RIDGEFIELD, Wash. — The city of Ridgefield has been on a building boom for several years, with dozens of neighborhoods going in. But right now work is stopped on open lots. The only residential work going on is to weatherproof and secure homes that were already started.
"We’re a family business. just me and my dad and two other employees. We’ve been operating now for about five years," said Juan Silva.
Silva is lucky they'd already started framing a house because they're allowed to finish doing it. It will be their last job for a while.
"There’s uncertainty too with these next few months on, as far as bills for the company and personal bills. All of us have families that we all support," said Silva.
It's a different story in Oregon, where construction work continues on sites like Lincoln High School. Gov. Kate Brown's order allowed construction work as an essential job.
Not so in Washington, where residential construction alone typically contributes $23 million a day to the economy.
"That’s a huge hit. That’s jobs, that’s families, that’s food on the table," said Avaly Scarpelli, executive director of the Building Industry Association of Clark County. It represents builders and construction companies that employ 16,000 workers. It is a very tough time for most of them.
"They are looking at it if they haven’t already done layoffs or furloughs of their staff. It means that some companies will be going out of business," said Scarpelli.
Washington Gov. Jay Inslee has allowed a few exceptions.
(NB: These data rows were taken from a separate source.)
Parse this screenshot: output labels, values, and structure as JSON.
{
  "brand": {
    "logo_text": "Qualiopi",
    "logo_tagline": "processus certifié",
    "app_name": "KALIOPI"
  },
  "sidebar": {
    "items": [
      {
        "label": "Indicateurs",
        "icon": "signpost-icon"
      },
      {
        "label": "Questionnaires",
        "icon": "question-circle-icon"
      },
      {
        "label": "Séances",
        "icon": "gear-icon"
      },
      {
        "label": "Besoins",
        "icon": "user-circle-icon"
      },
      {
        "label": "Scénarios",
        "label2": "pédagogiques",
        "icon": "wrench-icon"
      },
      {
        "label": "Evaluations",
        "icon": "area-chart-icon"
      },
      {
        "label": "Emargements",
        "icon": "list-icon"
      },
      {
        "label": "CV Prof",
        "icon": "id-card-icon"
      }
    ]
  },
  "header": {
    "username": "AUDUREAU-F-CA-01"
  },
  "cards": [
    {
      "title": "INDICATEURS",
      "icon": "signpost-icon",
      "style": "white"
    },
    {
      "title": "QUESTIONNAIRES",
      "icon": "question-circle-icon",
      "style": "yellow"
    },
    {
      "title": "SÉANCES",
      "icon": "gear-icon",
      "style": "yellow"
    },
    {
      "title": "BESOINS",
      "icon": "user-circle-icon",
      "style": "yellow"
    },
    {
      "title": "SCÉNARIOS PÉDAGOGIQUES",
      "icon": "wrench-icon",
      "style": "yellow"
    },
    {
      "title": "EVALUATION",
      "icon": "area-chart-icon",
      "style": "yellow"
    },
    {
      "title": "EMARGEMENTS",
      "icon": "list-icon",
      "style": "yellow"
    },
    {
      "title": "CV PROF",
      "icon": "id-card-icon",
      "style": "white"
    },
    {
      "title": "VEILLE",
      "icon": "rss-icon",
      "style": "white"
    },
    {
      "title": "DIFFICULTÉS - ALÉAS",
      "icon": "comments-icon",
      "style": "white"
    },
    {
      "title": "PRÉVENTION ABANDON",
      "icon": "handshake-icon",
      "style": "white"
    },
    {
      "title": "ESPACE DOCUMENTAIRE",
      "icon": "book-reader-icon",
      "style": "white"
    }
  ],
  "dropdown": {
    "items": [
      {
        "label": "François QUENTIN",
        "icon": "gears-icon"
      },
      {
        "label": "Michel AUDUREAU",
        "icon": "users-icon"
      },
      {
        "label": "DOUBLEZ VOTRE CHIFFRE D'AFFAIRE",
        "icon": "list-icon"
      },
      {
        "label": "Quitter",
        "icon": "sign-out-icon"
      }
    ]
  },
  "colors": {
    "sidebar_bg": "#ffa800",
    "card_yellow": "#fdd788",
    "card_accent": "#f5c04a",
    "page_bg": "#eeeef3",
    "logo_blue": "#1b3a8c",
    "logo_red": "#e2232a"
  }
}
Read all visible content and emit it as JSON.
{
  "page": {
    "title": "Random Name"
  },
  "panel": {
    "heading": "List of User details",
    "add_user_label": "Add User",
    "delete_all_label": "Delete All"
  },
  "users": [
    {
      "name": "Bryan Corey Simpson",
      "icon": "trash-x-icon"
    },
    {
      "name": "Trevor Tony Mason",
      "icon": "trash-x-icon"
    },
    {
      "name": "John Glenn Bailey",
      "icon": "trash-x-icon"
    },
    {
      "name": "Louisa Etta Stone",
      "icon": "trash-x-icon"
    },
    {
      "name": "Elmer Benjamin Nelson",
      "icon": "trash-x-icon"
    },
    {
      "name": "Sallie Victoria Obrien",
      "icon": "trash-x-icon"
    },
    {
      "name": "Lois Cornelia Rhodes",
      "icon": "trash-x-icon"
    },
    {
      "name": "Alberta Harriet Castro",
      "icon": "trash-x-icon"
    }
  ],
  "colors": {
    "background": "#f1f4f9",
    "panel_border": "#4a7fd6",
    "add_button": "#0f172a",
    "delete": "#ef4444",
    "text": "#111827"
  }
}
Commercial building can continue at some essential businesses that offer food, pharmacy, or fuel for transportation. But industry leaders say that's a drop in the bucket.
Silva, who works in a highly-regulated industry, says he appreciates safety. He thinks construction workers thinks can stay safe, even now.
"We’ve been practicing social distancing for quite a while now, we’re only a four-man crew, so it works for us," Silva said.
Both the Clark County Council and the Building Industry Association have written Inslee letters asking him to add construction workers to the essential jobs list, to allow them to work with social distancing rules in place.
The governor's office responded to KGW on the building moratorium, stating in part, "Our priority is stopping the spread of COVID-19, and the governor's 'Stay Home, Stay Healthy' order has suspended or paused many construction projects for that reason... Ultimately, our goal is to prepare an appropriate return-to-work strategy for the rest of the industry." The statement added that the governor's office is working with industry leaders, health and safety experts and others on the strategy.